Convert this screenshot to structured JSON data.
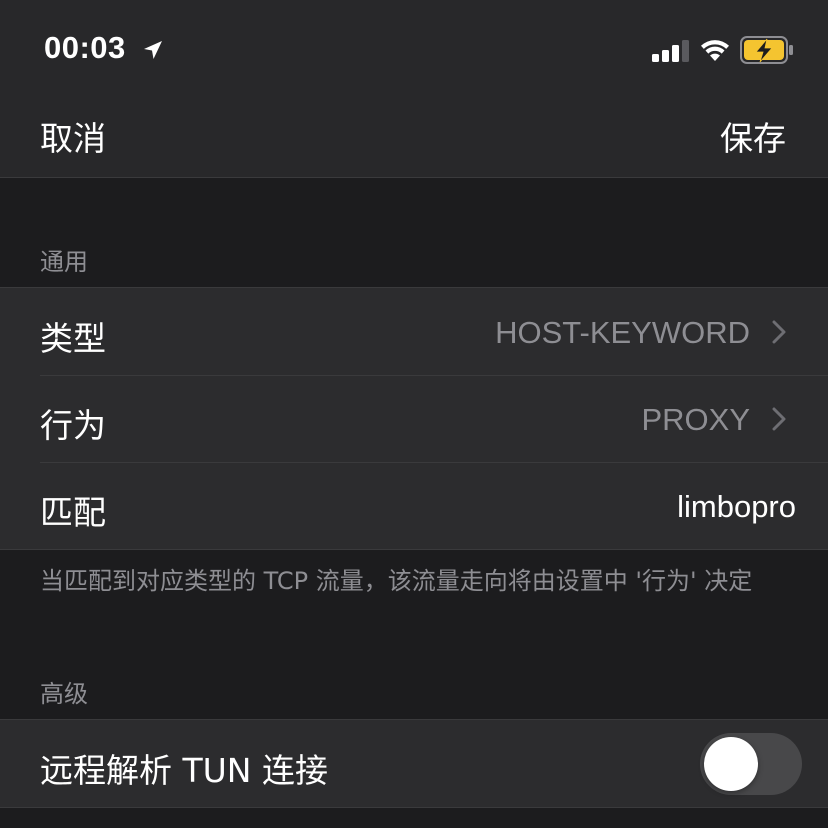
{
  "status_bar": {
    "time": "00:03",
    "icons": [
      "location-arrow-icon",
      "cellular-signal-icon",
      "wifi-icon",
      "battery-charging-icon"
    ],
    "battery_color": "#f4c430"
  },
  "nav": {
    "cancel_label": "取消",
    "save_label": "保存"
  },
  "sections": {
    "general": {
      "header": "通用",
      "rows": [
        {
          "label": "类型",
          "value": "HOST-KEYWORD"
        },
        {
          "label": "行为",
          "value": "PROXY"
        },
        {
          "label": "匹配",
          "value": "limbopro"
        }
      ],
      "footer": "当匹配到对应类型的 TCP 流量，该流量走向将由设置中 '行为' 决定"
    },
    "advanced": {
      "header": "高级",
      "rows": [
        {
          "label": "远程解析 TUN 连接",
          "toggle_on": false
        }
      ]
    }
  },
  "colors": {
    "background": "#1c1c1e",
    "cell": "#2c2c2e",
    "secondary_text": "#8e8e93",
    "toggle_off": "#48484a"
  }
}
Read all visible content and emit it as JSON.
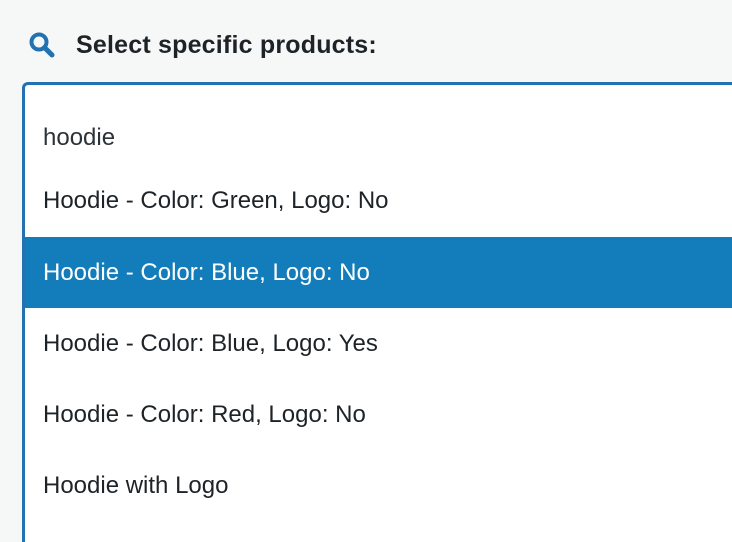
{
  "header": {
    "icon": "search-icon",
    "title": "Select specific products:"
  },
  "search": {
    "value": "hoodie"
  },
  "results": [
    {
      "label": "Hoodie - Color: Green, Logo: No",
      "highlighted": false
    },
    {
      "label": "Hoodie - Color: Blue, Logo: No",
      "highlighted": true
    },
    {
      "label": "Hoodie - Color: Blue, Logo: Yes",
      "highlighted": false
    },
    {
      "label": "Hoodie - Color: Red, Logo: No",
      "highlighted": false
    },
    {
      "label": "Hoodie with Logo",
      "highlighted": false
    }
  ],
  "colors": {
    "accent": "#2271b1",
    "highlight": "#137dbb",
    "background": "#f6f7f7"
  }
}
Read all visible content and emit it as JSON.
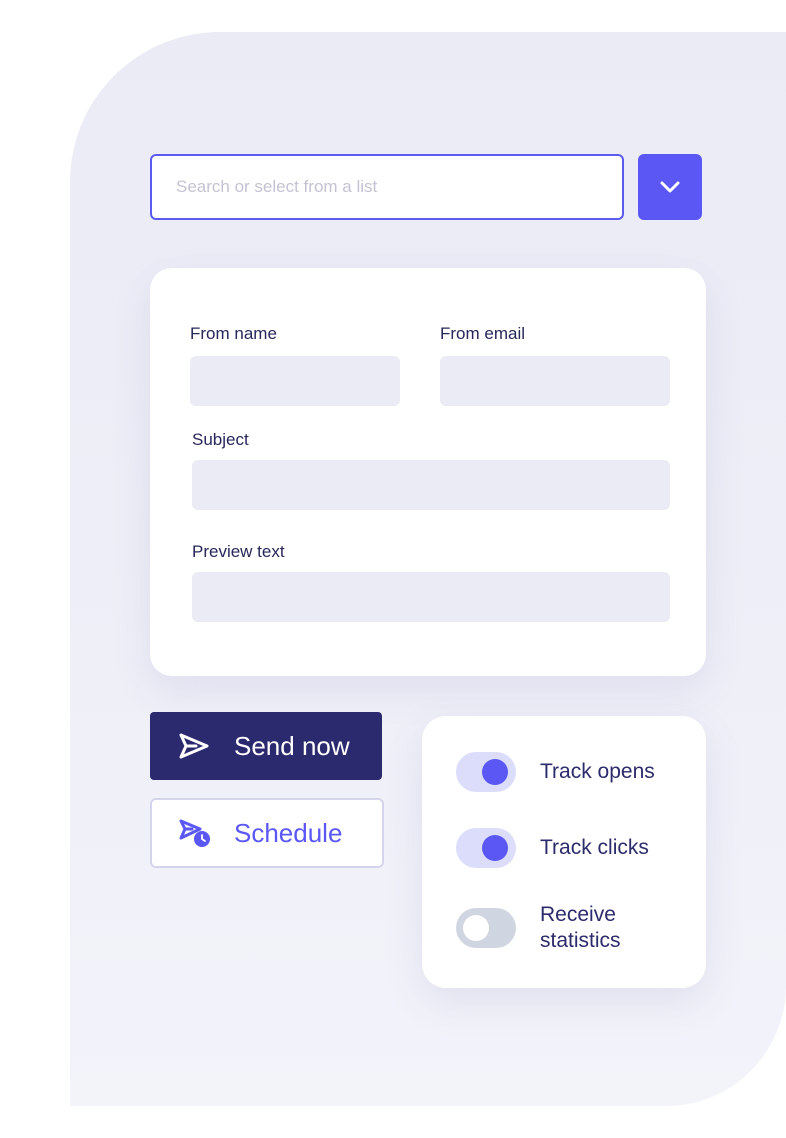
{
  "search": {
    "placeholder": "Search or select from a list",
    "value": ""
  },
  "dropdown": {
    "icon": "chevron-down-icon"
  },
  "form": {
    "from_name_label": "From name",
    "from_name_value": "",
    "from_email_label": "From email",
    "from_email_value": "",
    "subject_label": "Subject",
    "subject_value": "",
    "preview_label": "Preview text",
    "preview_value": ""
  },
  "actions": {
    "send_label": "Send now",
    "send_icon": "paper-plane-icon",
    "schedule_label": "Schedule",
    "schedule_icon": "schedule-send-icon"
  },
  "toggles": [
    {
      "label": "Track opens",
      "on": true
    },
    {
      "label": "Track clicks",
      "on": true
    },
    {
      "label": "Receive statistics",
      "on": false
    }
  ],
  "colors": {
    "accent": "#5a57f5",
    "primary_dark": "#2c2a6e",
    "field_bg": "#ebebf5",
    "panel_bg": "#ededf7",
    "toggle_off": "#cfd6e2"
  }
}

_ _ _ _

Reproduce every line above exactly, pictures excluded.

SOLUTION TO THE EXERCISE.
Convert this screenshot to structured JSON data.
{
  "status_bar": {
    "time": "00:03",
    "icons": [
      "location-arrow-icon",
      "cellular-signal-icon",
      "wifi-icon",
      "battery-charging-icon"
    ],
    "battery_color": "#f4c430"
  },
  "nav": {
    "cancel_label": "取消",
    "save_label": "保存"
  },
  "sections": {
    "general": {
      "header": "通用",
      "rows": [
        {
          "label": "类型",
          "value": "HOST-KEYWORD"
        },
        {
          "label": "行为",
          "value": "PROXY"
        },
        {
          "label": "匹配",
          "value": "limbopro"
        }
      ],
      "footer": "当匹配到对应类型的 TCP 流量，该流量走向将由设置中 '行为' 决定"
    },
    "advanced": {
      "header": "高级",
      "rows": [
        {
          "label": "远程解析 TUN 连接",
          "toggle_on": false
        }
      ]
    }
  },
  "colors": {
    "background": "#1c1c1e",
    "cell": "#2c2c2e",
    "secondary_text": "#8e8e93",
    "toggle_off": "#48484a"
  }
}
Read all visible content and emit it as JSON.
{
  "header": {
    "icon": "search-icon",
    "title": "Select specific products:"
  },
  "search": {
    "value": "hoodie"
  },
  "results": [
    {
      "label": "Hoodie - Color: Green, Logo: No",
      "highlighted": false
    },
    {
      "label": "Hoodie - Color: Blue, Logo: No",
      "highlighted": true
    },
    {
      "label": "Hoodie - Color: Blue, Logo: Yes",
      "highlighted": false
    },
    {
      "label": "Hoodie - Color: Red, Logo: No",
      "highlighted": false
    },
    {
      "label": "Hoodie with Logo",
      "highlighted": false
    }
  ],
  "colors": {
    "accent": "#2271b1",
    "highlight": "#137dbb",
    "background": "#f6f7f7"
  }
}
Read all visible content and emit it as JSON.
{
  "search": {
    "placeholder": "Search or select from a list",
    "value": ""
  },
  "dropdown": {
    "icon": "chevron-down-icon"
  },
  "form": {
    "from_name_label": "From name",
    "from_name_value": "",
    "from_email_label": "From email",
    "from_email_value": "",
    "subject_label": "Subject",
    "subject_value": "",
    "preview_label": "Preview text",
    "preview_value": ""
  },
  "actions": {
    "send_label": "Send now",
    "send_icon": "paper-plane-icon",
    "schedule_label": "Schedule",
    "schedule_icon": "schedule-send-icon"
  },
  "toggles": [
    {
      "label": "Track opens",
      "on": true
    },
    {
      "label": "Track clicks",
      "on": true
    },
    {
      "label": "Receive statistics",
      "on": false
    }
  ],
  "colors": {
    "accent": "#5a57f5",
    "primary_dark": "#2c2a6e",
    "field_bg": "#ebebf5",
    "panel_bg": "#ededf7",
    "toggle_off": "#cfd6e2"
  }
}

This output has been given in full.